Beanie Feldstein was terrific in Neighbors 2 and Lady Bird, and she does a great job in her co-leading role here.  She’s very funny, and she is excellent at playing super-intense.  Her performance here skirts the edge of being a bit one-note with her self-superior attitude in the film’s early going, but Ms. Feldstein is always able to keep this character funny and real.

The film’s biggest discovery, for me at least, was co-lead Katlyn Dever as Amy.  Wow, I was bowled over by how great Ms. Dever was in the film.  Whereas Ms. Feldstein was playing something of a caricature (albeit a very funny one), Ms. Dever’s Amy felt incredibly real.  I really admired her subtle, naturalistic performance.  For much of the film, Ms. Dever’s Amy is the straight-person to Ms. Feldstein’s Molly, but when the time comes, Ms. Dever kills in some comedic moments in the film’s second half.  And both she and Ms. Feldstein are fantastic in a wrenchingly intense argument the two girls have late in the film.  (That moment is an interesting gear-shift from raunchy comedy into real drama.  It’d be easy to screw up, but Ms. Wilde and her actors sell the moment, and make it into one of the most memorable moments of the film for me.)  I love that Amy’s sexual orientation is treated as a complete non-issue by the film, and all of the characters in it.

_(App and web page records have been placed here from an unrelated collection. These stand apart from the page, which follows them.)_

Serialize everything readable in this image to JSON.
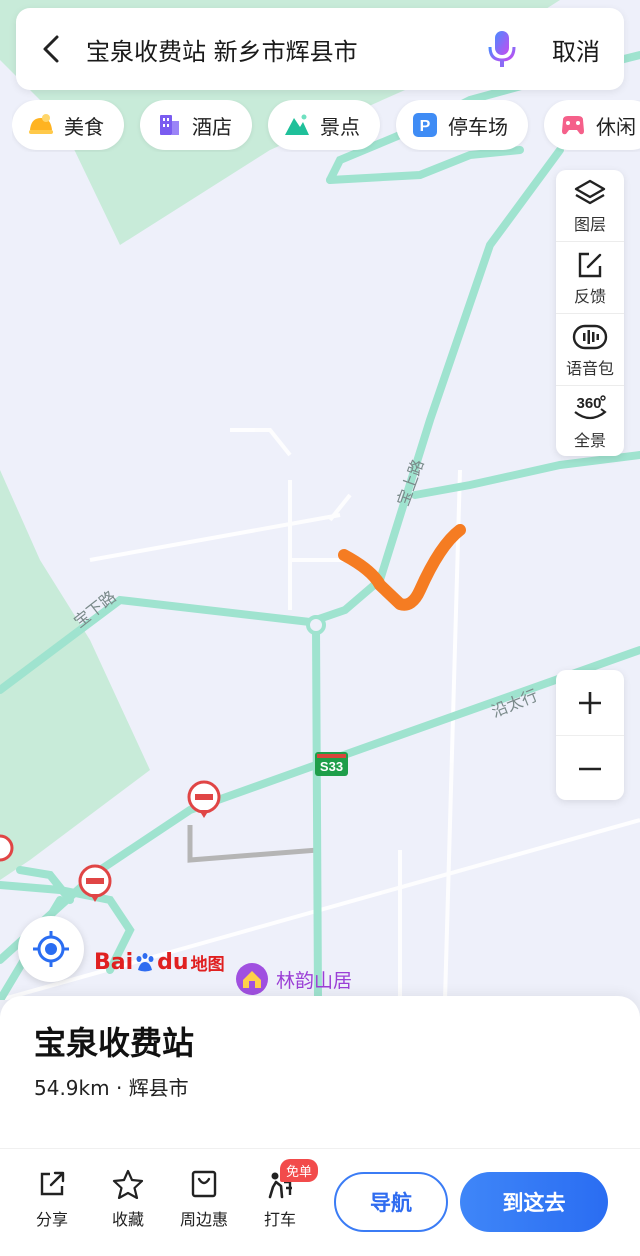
{
  "search": {
    "query": "宝泉收费站 新乡市辉县市",
    "cancel_label": "取消"
  },
  "categories": [
    {
      "label": "美食",
      "icon": "food-icon"
    },
    {
      "label": "酒店",
      "icon": "hotel-icon"
    },
    {
      "label": "景点",
      "icon": "scenic-icon"
    },
    {
      "label": "停车场",
      "icon": "parking-icon"
    },
    {
      "label": "休闲",
      "icon": "leisure-icon"
    }
  ],
  "map_tools": [
    {
      "label": "图层",
      "icon": "layers-icon"
    },
    {
      "label": "反馈",
      "icon": "feedback-icon"
    },
    {
      "label": "语音包",
      "icon": "voice-pack-icon"
    },
    {
      "label": "全景",
      "icon": "panorama-360-icon"
    }
  ],
  "map": {
    "road_labels": {
      "baoshang": "宝上路",
      "baoxia": "宝下路",
      "yantaixing": "沿太行",
      "highway_shield": "S33"
    },
    "poi_name": "林韵山居",
    "logo": "Baidu地图",
    "colors": {
      "road": "#9fe3cf",
      "route_highlight": "#f57c22",
      "green_area": "#c8ebd9",
      "highway_shield": "#1f9e4a"
    }
  },
  "place": {
    "title": "宝泉收费站",
    "distance": "54.9km",
    "separator": " · ",
    "city": "辉县市"
  },
  "actions": {
    "share": "分享",
    "favorite": "收藏",
    "nearby_deals": "周边惠",
    "taxi": "打车",
    "taxi_badge": "免单",
    "navigate": "导航",
    "go_here": "到这去"
  }
}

Ms. Wilde has assembled a strong supporting cast.  I wish they were all better fleshed out, as I’d have loved to have been allowed to get to know these kids surrounding Molly and Amy on a deeper level in the film.  But the cast does solid work with what they’re given.  Billie Lourd (who has popped … [continued]